Moreover, many people believe that the world has become more unsafe, and actually it is, not because of the wars, but due to the ecological imbalance caused by the weather and earthquakes, in addition to the fact that the development of the world is getting more and more complex every day. Most economists suspect that the potential of artificial intelligence to grow to perform tasks that were previously exclusive to humans, will modify labor, commercial and industrial markets, giving rise to a world that is very different from the one that emerged after the war. According to a book written by Patrick Stewart of the Council on Foreign Relations, this situation is a rough mosaic of the reality created by the new formal and informal institutions in the world today.
Many political analysts argue that the confluence of these new phenomena has completely changed geopolitics, to the extent that some think a new anarchic global ideology could emerge. But one should not confuse the reality of a new complexity in geopolitics with the existence of an increased risk of violence in today’s society.
Because of the great slaughter that continues in the Middle East, the death rate worldwide rose from 0.3 per 100,000 persons in 2011 to 1.4 in 2014. However, it is much lower than the average that prevailed during the Cold War. According to a book by Rachel Klenfeld of the Carnegie Foundation, it is estimated that in some countries extreme violence has already been overcome in recent years and the world is heading towards a period of more lasting peace.
Unfortunately, communication media today are more powerful than ever and one hears about many isolated cases of barbarism, while there is little publicizing of actual events that are leading to a lasting peace. This situation causes us to exaggerate the real and present dangers and to forget the horrors of the past that were not documented by the media.
According to renowned psychologist Steven Pinker and the current president of Colombia, the world is experiencing a reality in which 5 out of 6 people live under regimes that are totally free from armed conflict. However much it may seem that the human individual is a prisoner of forces that are out of control, it can be stated with certainty that the current global society will bring about a much more decent and peaceful world than in the immediate past.
Addendum: As seen at the last meeting of the G-20 in China, all the countries in attendance, without exception, tried to hide their individual policies on military matters under issues relating to international terrorism, climate change and other issues having to do with the big earthquakes on the Eastern Pacific coast.

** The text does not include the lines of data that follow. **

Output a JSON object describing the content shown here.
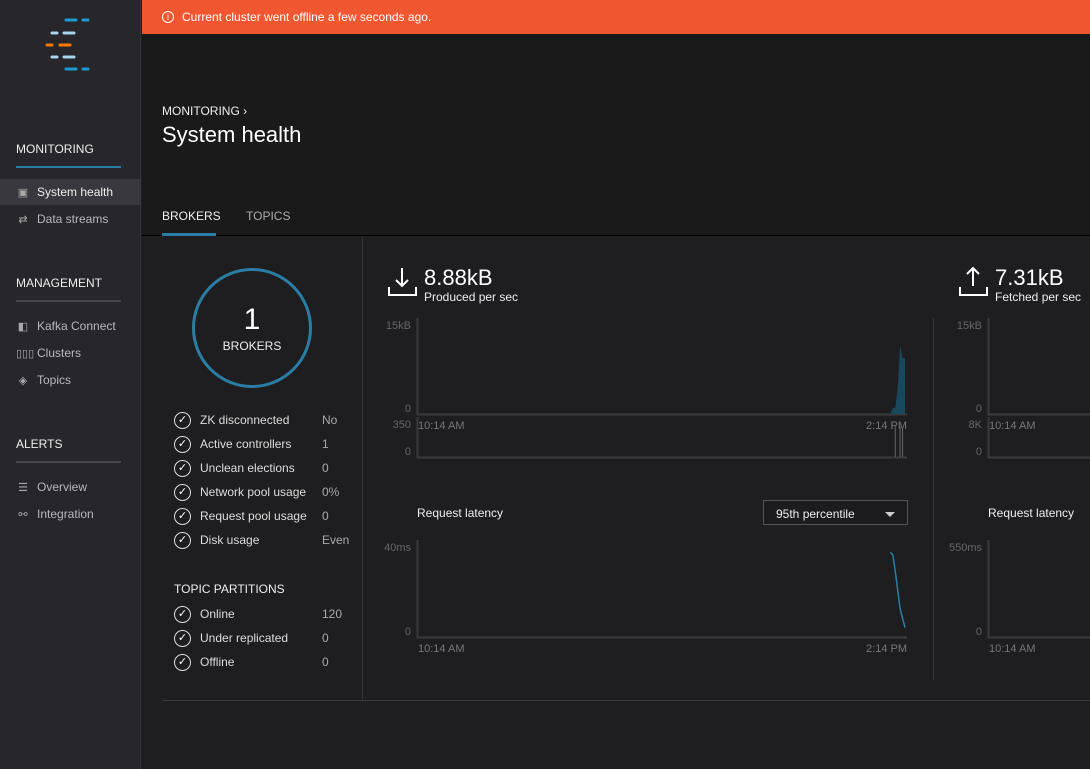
{
  "banner": {
    "text": "Current cluster went offline a few seconds ago.",
    "icon": "info-icon",
    "color": "#f0562f"
  },
  "sidebar": {
    "sections": [
      {
        "title": "MONITORING",
        "items": [
          {
            "label": "System health",
            "icon": "pulse-chart-icon",
            "active": true
          },
          {
            "label": "Data streams",
            "icon": "arrows-icon"
          }
        ]
      },
      {
        "title": "MANAGEMENT",
        "items": [
          {
            "label": "Kafka Connect",
            "icon": "connect-icon"
          },
          {
            "label": "Clusters",
            "icon": "clusters-icon"
          },
          {
            "label": "Topics",
            "icon": "layers-icon"
          }
        ]
      },
      {
        "title": "ALERTS",
        "items": [
          {
            "label": "Overview",
            "icon": "menu-icon"
          },
          {
            "label": "Integration",
            "icon": "integration-icon"
          }
        ]
      }
    ]
  },
  "header": {
    "breadcrumb": "MONITORING",
    "title": "System health"
  },
  "tabs": [
    {
      "label": "BROKERS",
      "active": true
    },
    {
      "label": "TOPICS"
    }
  ],
  "brokers": {
    "count": "1",
    "label": "BROKERS",
    "status": [
      {
        "label": "ZK disconnected",
        "value": "No"
      },
      {
        "label": "Active controllers",
        "value": "1"
      },
      {
        "label": "Unclean elections",
        "value": "0"
      },
      {
        "label": "Network pool usage",
        "value": "0%"
      },
      {
        "label": "Request pool usage",
        "value": "0"
      },
      {
        "label": "Disk usage",
        "value": "Even"
      }
    ],
    "partitions_title": "TOPIC PARTITIONS",
    "partitions": [
      {
        "label": "Online",
        "value": "120"
      },
      {
        "label": "Under replicated",
        "value": "0"
      },
      {
        "label": "Offline",
        "value": "0"
      }
    ]
  },
  "produced": {
    "value": "8.88kB",
    "label": "Produced per sec"
  },
  "fetched": {
    "value": "7.31kB",
    "label": "Fetched per sec"
  },
  "latency": {
    "label": "Request latency",
    "select": "95th percentile"
  },
  "accent": "#2a7ea5",
  "chart_data": [
    {
      "type": "area",
      "name": "produced-bytes",
      "ylim": [
        0,
        15
      ],
      "yticks": [
        "15kB",
        "0"
      ],
      "xticks": [
        "10:14 AM",
        "2:14 PM"
      ],
      "x": [
        0,
        0.97,
        0.975,
        0.98,
        0.985,
        0.99,
        0.995,
        1
      ],
      "values": [
        0,
        0,
        1,
        1,
        4,
        11,
        9,
        9
      ]
    },
    {
      "type": "bar",
      "name": "produced-requests",
      "ylim": [
        0,
        350
      ],
      "yticks": [
        "350",
        "0"
      ],
      "x": [
        0.98,
        0.99,
        0.995
      ],
      "values": [
        300,
        290,
        280
      ]
    },
    {
      "type": "line",
      "name": "produced-latency",
      "ylim": [
        0,
        40
      ],
      "yticks": [
        "40ms",
        "0"
      ],
      "xticks": [
        "10:14 AM",
        "2:14 PM"
      ],
      "x": [
        0.97,
        0.975,
        0.98,
        0.99,
        1
      ],
      "values": [
        36,
        35,
        28,
        12,
        4
      ]
    },
    {
      "type": "area",
      "name": "fetched-bytes",
      "ylim": [
        0,
        15
      ],
      "yticks": [
        "15kB",
        "0"
      ],
      "xticks": [
        "10:14 AM"
      ],
      "x": [],
      "values": []
    },
    {
      "type": "bar",
      "name": "fetched-requests",
      "ylim": [
        0,
        8
      ],
      "yticks": [
        "8K",
        "0"
      ],
      "x": [],
      "values": []
    },
    {
      "type": "line",
      "name": "fetched-latency",
      "ylim": [
        0,
        550
      ],
      "yticks": [
        "550ms",
        "0"
      ],
      "xticks": [
        "10:14 AM"
      ],
      "x": [],
      "values": []
    }
  ]
}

It was also obvious that they were hiding the serious global monetary and financial crisis now gripping the world.
Perhaps this was due to the fact that they realized that for 70 years all problems were resolved without resorting to big wars or because current political leaders feel frightened by the apocalyptic events that ISIS has predicted for 2017.